A Washington Post journalist investigates the lives of real-life couples to understand what goes into making relationships work.
McCarthy became the weddings beat reporter for her newspaper in 2009—ironically, on the same day she broke up with her then-boyfriend. In the months and years that followed, she spoke with dozens of couples from all walks of life seeking insight on “this thing called love.” The author delivers a compilation of the best of these interviews, which she interweaves with words of wisdom drawn from relationship experts, therapists, researchers and her own experience. Like Nikki, the happily married African-American technology manager, and Daniel, her much shorter Jewish husband, singles should “never say never” to what appears different from what they expected or wanted. Openness to others, as well as to different methods of locating a potential partner, is a must. Once in a relationship, people need to steer clear of illusions that a life lived in tandem is all about “champagne and sweet nothings.” Good relationships require tolerance, compromise, and an understanding that a spouse cannot and should not be “our everything.” And while breaking up may be hard to do, those who go through it need to experience it fully and completely because nothing, including denial, “will allow [them] to sidestep the stages of grief.” When two people decide to formalize their relationship with a wedding, the biggest challenge will be to sift through the “million ways to make the occasion magical” while keeping their cools. Making that marriage last is the final frontier. But as McCarthy’s story of Bob and Henry, a couple that stayed together for 62 years, suggests, little things, like saying, “please, thank you and excuse me,” are what ultimately make the difference.

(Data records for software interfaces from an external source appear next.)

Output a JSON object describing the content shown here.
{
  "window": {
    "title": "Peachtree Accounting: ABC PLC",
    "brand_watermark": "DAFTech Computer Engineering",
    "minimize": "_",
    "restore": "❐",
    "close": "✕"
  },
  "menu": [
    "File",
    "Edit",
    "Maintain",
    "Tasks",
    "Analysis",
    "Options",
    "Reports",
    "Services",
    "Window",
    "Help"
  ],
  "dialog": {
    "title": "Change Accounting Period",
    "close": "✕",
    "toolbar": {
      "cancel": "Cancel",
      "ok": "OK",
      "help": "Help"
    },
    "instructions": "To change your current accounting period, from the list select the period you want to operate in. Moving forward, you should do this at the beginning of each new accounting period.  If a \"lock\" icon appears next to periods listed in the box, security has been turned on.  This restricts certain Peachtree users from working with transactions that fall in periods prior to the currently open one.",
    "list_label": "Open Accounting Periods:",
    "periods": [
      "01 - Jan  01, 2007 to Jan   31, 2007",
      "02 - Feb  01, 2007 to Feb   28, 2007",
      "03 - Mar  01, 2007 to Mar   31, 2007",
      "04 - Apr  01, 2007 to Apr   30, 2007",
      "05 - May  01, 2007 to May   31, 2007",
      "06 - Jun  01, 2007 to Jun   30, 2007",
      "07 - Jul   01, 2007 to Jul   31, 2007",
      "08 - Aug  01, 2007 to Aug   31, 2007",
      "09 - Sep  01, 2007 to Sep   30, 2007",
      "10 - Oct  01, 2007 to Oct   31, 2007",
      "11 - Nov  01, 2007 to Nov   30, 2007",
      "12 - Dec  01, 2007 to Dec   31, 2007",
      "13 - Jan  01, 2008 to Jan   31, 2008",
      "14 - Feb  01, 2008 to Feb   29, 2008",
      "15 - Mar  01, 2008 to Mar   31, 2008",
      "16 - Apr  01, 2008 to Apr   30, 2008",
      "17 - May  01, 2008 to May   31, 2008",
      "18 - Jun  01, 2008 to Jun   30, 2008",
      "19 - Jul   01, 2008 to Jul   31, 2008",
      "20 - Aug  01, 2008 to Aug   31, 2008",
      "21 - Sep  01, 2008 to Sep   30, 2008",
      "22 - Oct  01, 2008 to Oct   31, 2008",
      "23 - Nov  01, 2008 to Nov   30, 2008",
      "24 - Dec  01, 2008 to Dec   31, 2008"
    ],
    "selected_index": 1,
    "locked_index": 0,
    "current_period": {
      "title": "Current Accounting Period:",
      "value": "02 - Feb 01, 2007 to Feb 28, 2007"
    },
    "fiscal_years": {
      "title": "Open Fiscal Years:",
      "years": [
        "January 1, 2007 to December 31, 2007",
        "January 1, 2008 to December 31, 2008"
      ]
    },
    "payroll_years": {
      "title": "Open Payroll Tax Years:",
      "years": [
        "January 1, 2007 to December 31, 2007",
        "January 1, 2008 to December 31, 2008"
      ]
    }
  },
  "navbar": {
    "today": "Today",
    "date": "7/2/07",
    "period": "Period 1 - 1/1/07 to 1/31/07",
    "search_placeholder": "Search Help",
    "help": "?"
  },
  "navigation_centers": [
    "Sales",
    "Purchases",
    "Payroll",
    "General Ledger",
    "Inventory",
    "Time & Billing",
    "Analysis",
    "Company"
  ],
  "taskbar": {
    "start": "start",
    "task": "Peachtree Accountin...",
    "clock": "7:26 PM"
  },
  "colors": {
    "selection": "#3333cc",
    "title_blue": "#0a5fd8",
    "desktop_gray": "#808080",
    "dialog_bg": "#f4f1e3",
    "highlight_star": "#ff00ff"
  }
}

Straight-talking, but hardly groundbreaking, dating advice for adults of all ages.